▶ **What is being asked**
Scan the records that follow, and whenever a line has the word "arrow", copy it.

▶ **Excerpted records**

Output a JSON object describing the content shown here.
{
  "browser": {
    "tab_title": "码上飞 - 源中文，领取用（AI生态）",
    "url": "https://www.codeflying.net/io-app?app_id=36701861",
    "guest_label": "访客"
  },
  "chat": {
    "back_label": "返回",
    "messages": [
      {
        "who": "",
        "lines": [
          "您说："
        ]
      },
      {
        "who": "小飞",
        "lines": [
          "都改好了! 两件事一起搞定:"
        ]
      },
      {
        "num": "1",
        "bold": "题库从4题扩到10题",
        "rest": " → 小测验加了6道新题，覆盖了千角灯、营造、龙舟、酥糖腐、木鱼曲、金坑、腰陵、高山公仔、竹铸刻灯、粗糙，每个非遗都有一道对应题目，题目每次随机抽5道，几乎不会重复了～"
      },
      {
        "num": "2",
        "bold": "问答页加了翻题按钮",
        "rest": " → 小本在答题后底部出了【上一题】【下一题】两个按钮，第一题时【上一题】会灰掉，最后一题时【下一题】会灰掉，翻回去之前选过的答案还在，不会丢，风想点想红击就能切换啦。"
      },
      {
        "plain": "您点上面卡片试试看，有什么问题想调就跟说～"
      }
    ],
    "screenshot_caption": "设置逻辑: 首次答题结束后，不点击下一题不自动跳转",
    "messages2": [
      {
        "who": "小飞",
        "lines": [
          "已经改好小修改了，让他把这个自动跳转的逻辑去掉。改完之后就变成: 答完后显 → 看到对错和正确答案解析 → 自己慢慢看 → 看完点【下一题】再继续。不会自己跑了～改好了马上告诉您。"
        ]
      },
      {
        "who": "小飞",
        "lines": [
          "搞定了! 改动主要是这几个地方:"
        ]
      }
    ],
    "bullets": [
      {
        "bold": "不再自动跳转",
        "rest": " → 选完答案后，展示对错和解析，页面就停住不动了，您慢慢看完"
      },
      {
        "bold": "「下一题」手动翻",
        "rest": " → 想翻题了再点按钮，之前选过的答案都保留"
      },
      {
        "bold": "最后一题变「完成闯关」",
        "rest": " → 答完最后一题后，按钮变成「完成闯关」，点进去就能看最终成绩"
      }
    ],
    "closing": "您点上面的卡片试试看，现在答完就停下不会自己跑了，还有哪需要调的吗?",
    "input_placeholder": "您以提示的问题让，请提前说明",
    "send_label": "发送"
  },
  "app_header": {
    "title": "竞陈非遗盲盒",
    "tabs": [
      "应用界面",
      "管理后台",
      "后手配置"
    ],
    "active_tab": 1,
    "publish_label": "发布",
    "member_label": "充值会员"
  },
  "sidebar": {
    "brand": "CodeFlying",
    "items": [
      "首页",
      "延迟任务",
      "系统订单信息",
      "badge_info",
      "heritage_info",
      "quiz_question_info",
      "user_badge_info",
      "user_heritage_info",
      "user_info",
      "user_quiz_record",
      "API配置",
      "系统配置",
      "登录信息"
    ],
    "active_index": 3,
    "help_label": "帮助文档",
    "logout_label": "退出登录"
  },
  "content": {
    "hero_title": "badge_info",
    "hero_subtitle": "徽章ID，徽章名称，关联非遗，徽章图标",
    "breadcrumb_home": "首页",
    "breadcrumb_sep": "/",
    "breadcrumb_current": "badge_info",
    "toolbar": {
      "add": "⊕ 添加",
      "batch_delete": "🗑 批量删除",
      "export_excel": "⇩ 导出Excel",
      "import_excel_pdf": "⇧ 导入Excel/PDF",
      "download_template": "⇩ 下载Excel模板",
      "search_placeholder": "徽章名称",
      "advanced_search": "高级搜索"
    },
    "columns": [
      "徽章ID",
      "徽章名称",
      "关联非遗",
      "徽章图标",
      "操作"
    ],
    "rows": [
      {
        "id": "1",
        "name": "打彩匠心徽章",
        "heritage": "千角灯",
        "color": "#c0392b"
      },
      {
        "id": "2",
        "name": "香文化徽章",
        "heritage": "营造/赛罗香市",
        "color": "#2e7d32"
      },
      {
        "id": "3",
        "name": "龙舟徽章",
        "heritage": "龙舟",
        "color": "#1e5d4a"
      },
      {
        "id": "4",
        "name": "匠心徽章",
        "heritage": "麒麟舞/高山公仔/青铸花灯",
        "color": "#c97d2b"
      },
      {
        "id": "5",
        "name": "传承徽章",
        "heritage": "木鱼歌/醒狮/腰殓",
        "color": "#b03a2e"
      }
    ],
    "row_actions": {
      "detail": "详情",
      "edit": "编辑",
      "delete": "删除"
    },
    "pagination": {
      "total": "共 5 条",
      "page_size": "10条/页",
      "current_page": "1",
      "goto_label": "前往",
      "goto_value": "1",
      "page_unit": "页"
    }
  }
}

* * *

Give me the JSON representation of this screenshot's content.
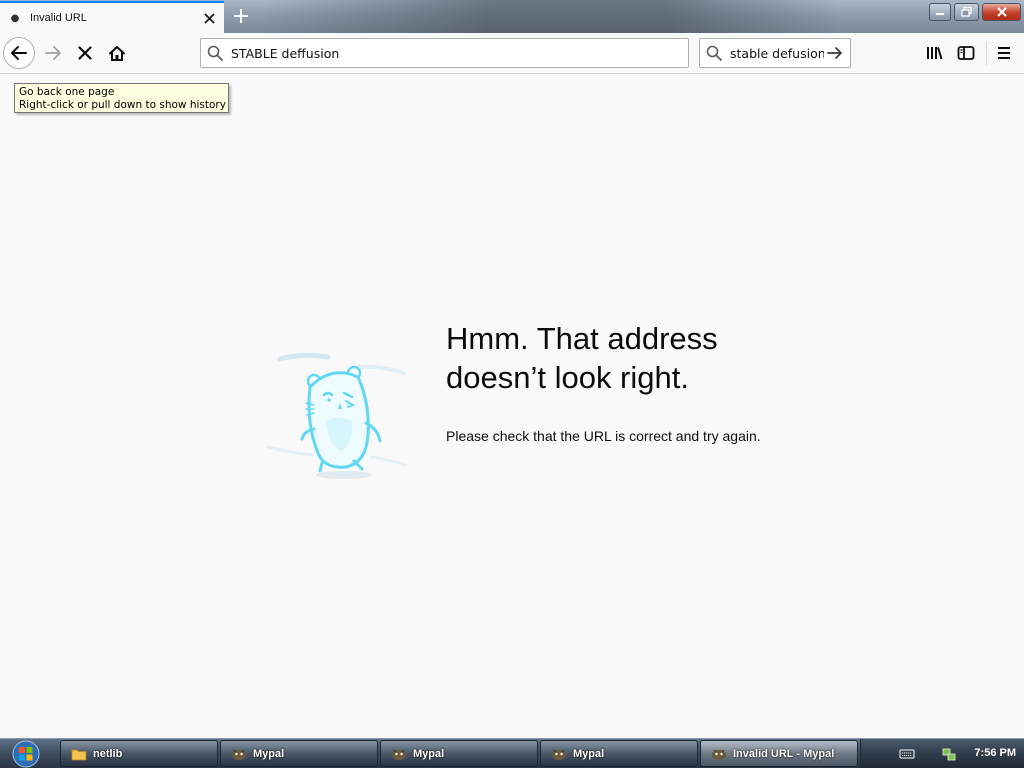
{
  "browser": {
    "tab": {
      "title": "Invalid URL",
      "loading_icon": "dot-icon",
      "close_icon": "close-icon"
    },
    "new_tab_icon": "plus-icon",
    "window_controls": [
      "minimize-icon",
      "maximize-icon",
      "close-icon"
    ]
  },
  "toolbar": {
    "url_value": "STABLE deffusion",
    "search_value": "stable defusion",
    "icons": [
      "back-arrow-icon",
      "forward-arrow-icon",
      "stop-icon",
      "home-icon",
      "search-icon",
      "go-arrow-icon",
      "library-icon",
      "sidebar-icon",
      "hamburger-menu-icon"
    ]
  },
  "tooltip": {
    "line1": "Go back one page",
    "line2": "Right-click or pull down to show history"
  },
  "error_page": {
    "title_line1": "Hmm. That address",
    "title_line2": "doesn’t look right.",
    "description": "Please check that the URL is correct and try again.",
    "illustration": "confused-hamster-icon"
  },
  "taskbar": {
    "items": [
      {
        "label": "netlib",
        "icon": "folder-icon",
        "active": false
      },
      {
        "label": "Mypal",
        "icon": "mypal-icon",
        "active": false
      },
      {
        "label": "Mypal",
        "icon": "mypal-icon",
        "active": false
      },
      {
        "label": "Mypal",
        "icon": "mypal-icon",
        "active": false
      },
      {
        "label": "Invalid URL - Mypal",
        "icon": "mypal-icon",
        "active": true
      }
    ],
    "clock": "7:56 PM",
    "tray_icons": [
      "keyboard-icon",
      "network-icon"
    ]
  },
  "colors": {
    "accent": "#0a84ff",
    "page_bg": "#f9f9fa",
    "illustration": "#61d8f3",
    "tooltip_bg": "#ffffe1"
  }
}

▶ **Answer box**
      "back-arrow-icon",
      "forward-arrow-icon",
      "go-arrow-icon",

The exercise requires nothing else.